I am a teacher, specializing in English/writing classes for home school and Christian school students. As I recently posted on my website, I am also a novelist. However, all of my life I have been an avid reader. It all began in the third grade when my local branch of the Enoch Pratt Free Library (the Baltimore public library system) held a summer reading program for kids. After that, I was hooked.
Through the written narrative, I have met hundreds, maybe thousands of fascinating people over the years. With a book in my hands (or Kindle), I enter their minds, their hearts, and experience the intense emotions they feel as they encounter seemingly insurmountable challenges. I learn to empathize with people of different ages and cultures. I am able to “live” history. And, I am absolutely positive that all of this reading made me a better writer, even as far back as grade school.

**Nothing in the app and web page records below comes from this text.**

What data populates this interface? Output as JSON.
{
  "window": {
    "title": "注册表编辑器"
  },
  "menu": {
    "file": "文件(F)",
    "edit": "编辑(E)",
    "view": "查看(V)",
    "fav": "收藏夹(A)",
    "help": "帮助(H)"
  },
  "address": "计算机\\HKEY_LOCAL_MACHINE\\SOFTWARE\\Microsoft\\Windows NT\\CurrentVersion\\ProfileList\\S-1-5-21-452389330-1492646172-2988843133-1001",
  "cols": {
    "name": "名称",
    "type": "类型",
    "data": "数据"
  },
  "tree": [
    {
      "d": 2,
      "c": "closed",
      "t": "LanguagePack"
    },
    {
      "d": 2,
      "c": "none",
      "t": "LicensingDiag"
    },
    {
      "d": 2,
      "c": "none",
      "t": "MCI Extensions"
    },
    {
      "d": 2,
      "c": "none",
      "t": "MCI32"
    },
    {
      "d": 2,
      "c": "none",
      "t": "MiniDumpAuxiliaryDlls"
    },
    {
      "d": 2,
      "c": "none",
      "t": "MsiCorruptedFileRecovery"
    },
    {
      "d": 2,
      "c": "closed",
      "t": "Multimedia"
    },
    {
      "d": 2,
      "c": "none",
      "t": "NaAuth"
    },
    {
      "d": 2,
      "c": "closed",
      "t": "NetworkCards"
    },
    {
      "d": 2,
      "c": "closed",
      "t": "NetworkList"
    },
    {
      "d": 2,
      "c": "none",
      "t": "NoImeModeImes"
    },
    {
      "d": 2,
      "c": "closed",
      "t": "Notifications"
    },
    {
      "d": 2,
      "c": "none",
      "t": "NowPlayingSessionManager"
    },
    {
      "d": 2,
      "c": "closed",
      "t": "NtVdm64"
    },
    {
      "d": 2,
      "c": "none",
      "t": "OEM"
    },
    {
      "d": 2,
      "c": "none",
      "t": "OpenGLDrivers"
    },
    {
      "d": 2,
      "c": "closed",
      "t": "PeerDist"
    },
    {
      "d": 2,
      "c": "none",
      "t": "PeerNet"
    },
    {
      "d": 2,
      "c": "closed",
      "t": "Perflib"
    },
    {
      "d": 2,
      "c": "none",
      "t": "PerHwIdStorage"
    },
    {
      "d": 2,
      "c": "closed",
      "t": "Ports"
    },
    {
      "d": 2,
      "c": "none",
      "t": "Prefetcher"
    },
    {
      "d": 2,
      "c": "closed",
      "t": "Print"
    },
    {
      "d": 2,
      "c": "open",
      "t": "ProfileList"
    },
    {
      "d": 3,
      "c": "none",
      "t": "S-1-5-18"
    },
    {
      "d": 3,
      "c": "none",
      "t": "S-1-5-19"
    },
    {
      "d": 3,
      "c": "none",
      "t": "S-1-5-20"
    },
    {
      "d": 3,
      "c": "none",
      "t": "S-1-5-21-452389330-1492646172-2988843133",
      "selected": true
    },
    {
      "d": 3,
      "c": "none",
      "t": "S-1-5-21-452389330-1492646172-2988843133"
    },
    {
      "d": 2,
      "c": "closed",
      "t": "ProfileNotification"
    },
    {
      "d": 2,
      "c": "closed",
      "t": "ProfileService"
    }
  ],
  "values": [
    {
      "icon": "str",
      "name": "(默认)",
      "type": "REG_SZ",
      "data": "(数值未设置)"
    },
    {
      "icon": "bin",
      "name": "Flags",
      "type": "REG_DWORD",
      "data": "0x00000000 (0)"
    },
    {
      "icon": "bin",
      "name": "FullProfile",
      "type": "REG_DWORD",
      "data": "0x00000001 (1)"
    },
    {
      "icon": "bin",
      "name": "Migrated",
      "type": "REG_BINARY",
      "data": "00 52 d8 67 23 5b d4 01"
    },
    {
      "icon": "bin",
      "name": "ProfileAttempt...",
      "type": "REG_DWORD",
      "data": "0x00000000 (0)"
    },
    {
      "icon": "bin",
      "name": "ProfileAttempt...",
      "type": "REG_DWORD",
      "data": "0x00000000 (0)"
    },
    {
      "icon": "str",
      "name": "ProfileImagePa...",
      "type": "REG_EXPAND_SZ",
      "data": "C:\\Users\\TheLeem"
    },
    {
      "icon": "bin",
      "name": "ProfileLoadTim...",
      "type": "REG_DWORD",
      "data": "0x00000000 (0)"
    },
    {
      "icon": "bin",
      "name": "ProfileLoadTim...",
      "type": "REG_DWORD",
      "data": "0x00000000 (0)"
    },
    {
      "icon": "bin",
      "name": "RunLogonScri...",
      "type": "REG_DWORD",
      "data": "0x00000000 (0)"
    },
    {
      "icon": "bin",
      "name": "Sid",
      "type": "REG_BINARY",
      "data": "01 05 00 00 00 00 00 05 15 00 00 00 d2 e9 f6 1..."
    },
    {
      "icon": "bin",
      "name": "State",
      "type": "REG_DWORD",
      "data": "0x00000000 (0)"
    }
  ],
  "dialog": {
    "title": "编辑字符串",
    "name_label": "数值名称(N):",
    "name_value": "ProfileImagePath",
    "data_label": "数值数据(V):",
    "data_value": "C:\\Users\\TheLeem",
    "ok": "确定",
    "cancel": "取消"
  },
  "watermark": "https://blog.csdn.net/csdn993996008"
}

Parents ask me all the time, “How can I help my child write better?” My first answer: encourage them to read. Buy them books. Read the books with them. Make sure they have a library card. When they are young, go with them to the library. Let them see you choose a book to bring home and read. Talk about the books you read, the themes, the characters. Ask them about the books they are reading. What do they like? Or, just as important, why did they stop reading the book? .
After well over a decade of teaching English/writing, I have come to this conclusion: those who read often, write better than those who don’t, hands down. Without even realizing it, as students read, they pick up invaluable tips on sentence structure, vocabulary, plot, characterization, setting, etc. When they sit down to form their thoughts into a fiction or non-fiction format, they are at a definite advantage from having read prime examples in many genres. There are more advantages to reading, but I will cover those in an additional article.